[ACTION ITEM]
This task calls for every entry below to be repeated exactly, without the pictures.

<<<<

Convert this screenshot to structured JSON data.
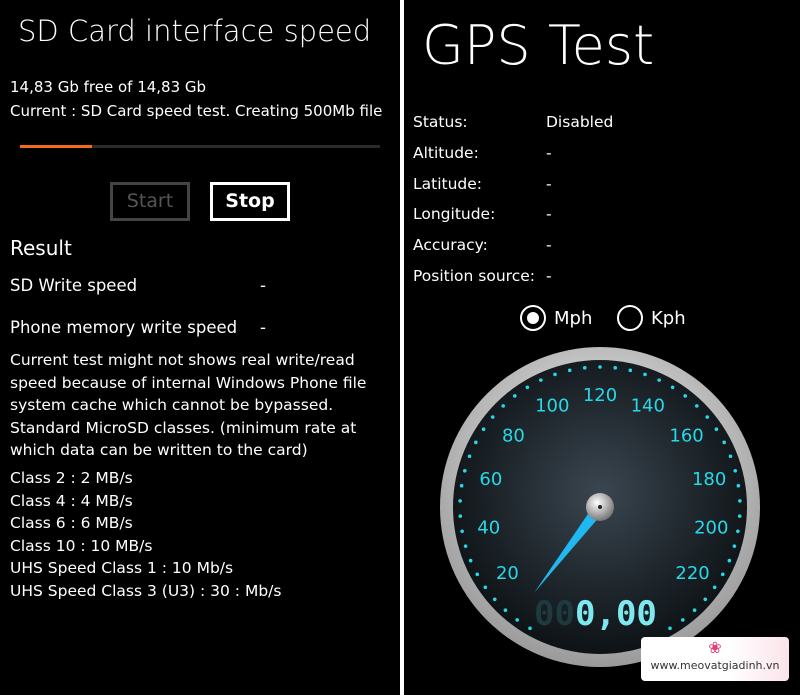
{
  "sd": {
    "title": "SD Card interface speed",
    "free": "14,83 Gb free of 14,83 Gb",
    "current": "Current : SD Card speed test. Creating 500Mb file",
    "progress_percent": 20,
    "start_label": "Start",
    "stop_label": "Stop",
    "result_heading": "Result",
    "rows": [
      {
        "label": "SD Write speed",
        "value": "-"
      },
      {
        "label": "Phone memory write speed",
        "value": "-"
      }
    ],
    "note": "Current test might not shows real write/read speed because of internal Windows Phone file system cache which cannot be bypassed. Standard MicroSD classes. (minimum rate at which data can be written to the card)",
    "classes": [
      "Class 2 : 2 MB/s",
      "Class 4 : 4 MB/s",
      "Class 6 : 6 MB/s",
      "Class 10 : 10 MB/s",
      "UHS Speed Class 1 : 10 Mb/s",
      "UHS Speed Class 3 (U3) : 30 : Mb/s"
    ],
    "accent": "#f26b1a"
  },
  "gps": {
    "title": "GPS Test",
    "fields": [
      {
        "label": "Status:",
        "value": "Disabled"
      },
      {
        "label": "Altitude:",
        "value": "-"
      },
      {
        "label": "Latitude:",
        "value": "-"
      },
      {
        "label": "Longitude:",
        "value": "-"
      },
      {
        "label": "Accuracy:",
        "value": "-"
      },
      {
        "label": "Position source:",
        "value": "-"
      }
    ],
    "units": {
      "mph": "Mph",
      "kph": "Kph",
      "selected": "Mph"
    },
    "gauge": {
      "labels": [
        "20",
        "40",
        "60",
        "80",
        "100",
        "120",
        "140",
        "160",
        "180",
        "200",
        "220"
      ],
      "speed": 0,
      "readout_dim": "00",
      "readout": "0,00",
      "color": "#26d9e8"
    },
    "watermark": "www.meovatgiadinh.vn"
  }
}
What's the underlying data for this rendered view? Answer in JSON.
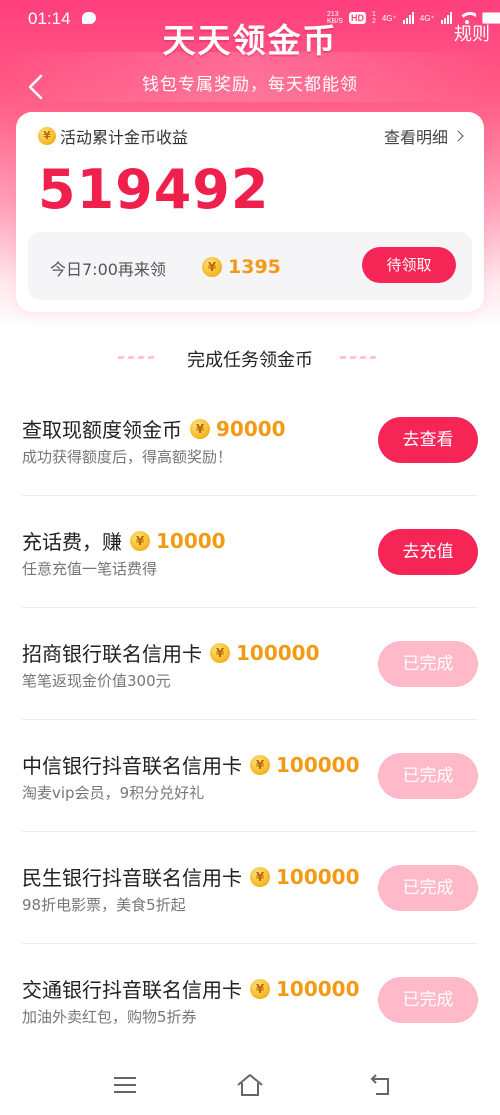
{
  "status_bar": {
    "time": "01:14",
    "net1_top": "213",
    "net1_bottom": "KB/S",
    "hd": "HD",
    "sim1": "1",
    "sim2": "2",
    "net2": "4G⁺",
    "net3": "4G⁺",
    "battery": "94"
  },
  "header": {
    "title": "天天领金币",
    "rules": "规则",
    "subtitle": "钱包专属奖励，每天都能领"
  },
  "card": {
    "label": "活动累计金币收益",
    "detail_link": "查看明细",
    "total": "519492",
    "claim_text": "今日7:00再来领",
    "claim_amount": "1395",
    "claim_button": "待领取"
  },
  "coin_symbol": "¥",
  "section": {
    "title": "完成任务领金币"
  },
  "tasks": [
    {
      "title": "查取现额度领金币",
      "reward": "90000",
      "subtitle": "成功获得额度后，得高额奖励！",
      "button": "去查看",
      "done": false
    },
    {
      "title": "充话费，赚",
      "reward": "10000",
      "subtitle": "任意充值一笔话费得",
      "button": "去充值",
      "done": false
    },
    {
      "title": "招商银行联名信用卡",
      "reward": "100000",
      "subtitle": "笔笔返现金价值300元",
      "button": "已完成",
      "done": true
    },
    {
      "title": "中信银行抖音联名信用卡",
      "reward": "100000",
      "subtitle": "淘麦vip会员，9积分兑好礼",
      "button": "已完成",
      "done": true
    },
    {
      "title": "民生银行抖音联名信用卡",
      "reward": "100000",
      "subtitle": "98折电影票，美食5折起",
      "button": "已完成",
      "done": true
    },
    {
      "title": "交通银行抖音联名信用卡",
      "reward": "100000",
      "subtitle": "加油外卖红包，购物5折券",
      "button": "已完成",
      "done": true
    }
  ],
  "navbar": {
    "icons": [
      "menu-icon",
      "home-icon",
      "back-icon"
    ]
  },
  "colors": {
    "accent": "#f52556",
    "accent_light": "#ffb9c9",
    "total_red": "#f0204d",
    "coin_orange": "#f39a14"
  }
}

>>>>

[RESPONSE]
Convert this screenshot to structured JSON data.
{
  "sd": {
    "title": "SD Card interface speed",
    "free": "14,83 Gb free of 14,83 Gb",
    "current": "Current : SD Card speed test. Creating 500Mb file",
    "progress_percent": 20,
    "start_label": "Start",
    "stop_label": "Stop",
    "result_heading": "Result",
    "rows": [
      {
        "label": "SD Write speed",
        "value": "-"
      },
      {
        "label": "Phone memory write speed",
        "value": "-"
      }
    ],
    "note": "Current test might not shows real write/read speed because of internal Windows Phone file system cache which cannot be bypassed. Standard MicroSD classes. (minimum rate at which data can be written to the card)",
    "classes": [
      "Class 2 : 2 MB/s",
      "Class 4 : 4 MB/s",
      "Class 6 : 6 MB/s",
      "Class 10 : 10 MB/s",
      "UHS Speed Class 1 : 10 Mb/s",
      "UHS Speed Class 3 (U3) : 30 : Mb/s"
    ],
    "accent": "#f26b1a"
  },
  "gps": {
    "title": "GPS Test",
    "fields": [
      {
        "label": "Status:",
        "value": "Disabled"
      },
      {
        "label": "Altitude:",
        "value": "-"
      },
      {
        "label": "Latitude:",
        "value": "-"
      },
      {
        "label": "Longitude:",
        "value": "-"
      },
      {
        "label": "Accuracy:",
        "value": "-"
      },
      {
        "label": "Position source:",
        "value": "-"
      }
    ],
    "units": {
      "mph": "Mph",
      "kph": "Kph",
      "selected": "Mph"
    },
    "gauge": {
      "labels": [
        "20",
        "40",
        "60",
        "80",
        "100",
        "120",
        "140",
        "160",
        "180",
        "200",
        "220"
      ],
      "speed": 0,
      "readout_dim": "00",
      "readout": "0,00",
      "color": "#26d9e8"
    },
    "watermark": "www.meovatgiadinh.vn"
  }
}
What's the underlying data for this rendered view? Answer in JSON.
{
  "status_bar": {
    "time": "01:14",
    "net1_top": "213",
    "net1_bottom": "KB/S",
    "hd": "HD",
    "sim1": "1",
    "sim2": "2",
    "net2": "4G⁺",
    "net3": "4G⁺",
    "battery": "94"
  },
  "header": {
    "title": "天天领金币",
    "rules": "规则",
    "subtitle": "钱包专属奖励，每天都能领"
  },
  "card": {
    "label": "活动累计金币收益",
    "detail_link": "查看明细",
    "total": "519492",
    "claim_text": "今日7:00再来领",
    "claim_amount": "1395",
    "claim_button": "待领取"
  },
  "coin_symbol": "¥",
  "section": {
    "title": "完成任务领金币"
  },
  "tasks": [
    {
      "title": "查取现额度领金币",
      "reward": "90000",
      "subtitle": "成功获得额度后，得高额奖励！",
      "button": "去查看",
      "done": false
    },
    {
      "title": "充话费，赚",
      "reward": "10000",
      "subtitle": "任意充值一笔话费得",
      "button": "去充值",
      "done": false
    },
    {
      "title": "招商银行联名信用卡",
      "reward": "100000",
      "subtitle": "笔笔返现金价值300元",
      "button": "已完成",
      "done": true
    },
    {
      "title": "中信银行抖音联名信用卡",
      "reward": "100000",
      "subtitle": "淘麦vip会员，9积分兑好礼",
      "button": "已完成",
      "done": true
    },
    {
      "title": "民生银行抖音联名信用卡",
      "reward": "100000",
      "subtitle": "98折电影票，美食5折起",
      "button": "已完成",
      "done": true
    },
    {
      "title": "交通银行抖音联名信用卡",
      "reward": "100000",
      "subtitle": "加油外卖红包，购物5折券",
      "button": "已完成",
      "done": true
    }
  ],
  "navbar": {
    "icons": [
      "menu-icon",
      "home-icon",
      "back-icon"
    ]
  },
  "colors": {
    "accent": "#f52556",
    "accent_light": "#ffb9c9",
    "total_red": "#f0204d",
    "coin_orange": "#f39a14"
  }
}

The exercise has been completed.